As I got closer to the finish line someone mentioned sriracha as a necessary condiment so I pulled back the bun and shot an arc of crimson chili sauce.

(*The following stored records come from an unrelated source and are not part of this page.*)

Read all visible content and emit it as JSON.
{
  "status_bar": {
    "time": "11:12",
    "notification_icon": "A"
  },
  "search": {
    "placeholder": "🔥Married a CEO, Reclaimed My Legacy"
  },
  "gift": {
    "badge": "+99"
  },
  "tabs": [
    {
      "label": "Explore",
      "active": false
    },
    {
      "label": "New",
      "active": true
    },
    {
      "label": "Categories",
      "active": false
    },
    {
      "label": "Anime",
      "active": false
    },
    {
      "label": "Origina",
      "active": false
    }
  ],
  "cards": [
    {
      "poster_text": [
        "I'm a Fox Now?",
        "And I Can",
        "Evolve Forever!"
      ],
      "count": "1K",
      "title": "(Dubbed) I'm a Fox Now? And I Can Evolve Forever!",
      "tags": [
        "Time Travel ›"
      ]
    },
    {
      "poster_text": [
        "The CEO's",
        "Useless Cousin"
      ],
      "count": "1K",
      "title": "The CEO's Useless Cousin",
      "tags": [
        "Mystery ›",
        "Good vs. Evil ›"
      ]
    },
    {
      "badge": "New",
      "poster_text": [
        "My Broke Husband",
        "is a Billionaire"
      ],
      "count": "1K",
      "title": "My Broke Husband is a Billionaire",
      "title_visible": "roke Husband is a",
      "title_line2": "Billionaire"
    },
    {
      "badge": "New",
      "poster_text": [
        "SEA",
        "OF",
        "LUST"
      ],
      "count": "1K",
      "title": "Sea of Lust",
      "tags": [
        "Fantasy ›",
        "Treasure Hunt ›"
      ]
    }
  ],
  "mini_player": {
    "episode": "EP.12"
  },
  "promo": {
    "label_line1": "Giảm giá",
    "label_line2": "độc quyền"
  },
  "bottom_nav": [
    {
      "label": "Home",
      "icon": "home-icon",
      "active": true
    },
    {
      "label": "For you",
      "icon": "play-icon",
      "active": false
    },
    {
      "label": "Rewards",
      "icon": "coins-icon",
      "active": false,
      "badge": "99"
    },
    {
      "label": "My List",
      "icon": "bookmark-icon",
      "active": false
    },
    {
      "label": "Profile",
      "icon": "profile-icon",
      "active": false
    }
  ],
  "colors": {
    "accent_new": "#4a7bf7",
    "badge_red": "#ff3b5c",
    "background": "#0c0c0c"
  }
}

While I could wax poetic on how the acid and piquancy brightened the sandwich, it would be much more simple to just distill that verbiage down into three simple words -- so, fucking, good.
But it would be better with a little less cheese.